══ EXCERPTED DATA ══

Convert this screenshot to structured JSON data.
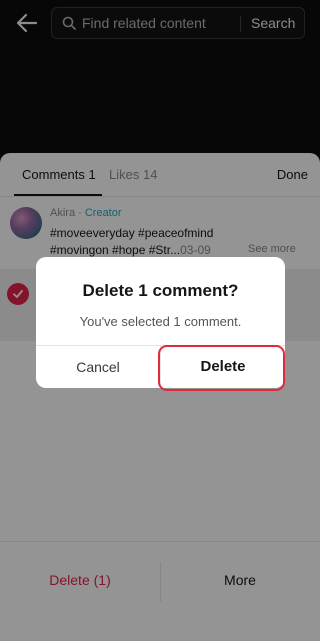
{
  "header": {
    "back_icon": "arrow-left-icon",
    "search_icon": "search-icon",
    "search_placeholder": "Find related content",
    "search_label": "Search"
  },
  "sheet": {
    "tabs": [
      {
        "label": "Comments 1",
        "active": true
      },
      {
        "label": "Likes 14",
        "active": false
      }
    ],
    "done_label": "Done",
    "comment": {
      "author": "Akira",
      "separator": " · ",
      "badge": "Creator",
      "text": "#moveeveryday #peaceofmind #movingon #hope #Str...",
      "date": "03-09",
      "see_more": "See more"
    },
    "actions": {
      "delete_label": "Delete (1)",
      "more_label": "More"
    }
  },
  "dialog": {
    "title": "Delete 1 comment?",
    "message": "You've selected 1 comment.",
    "cancel_label": "Cancel",
    "delete_label": "Delete"
  },
  "colors": {
    "accent_red": "#e2234a",
    "creator_teal": "#22a7c3",
    "highlight_outline": "#e12a3a"
  }
}
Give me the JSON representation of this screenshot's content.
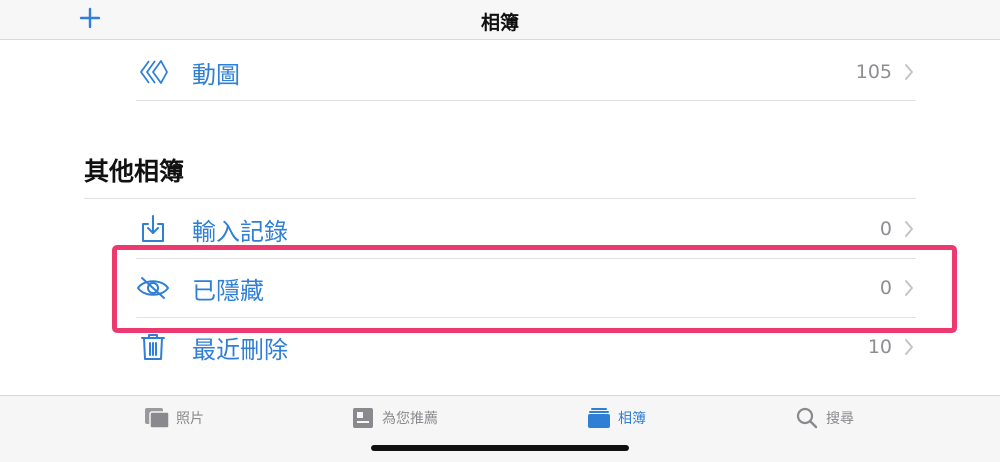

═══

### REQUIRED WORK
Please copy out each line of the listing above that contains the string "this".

### EXERCISE OUTPUT
Convert this screenshot to structured JSON data.
Give me the JSON representation of this screenshot's content.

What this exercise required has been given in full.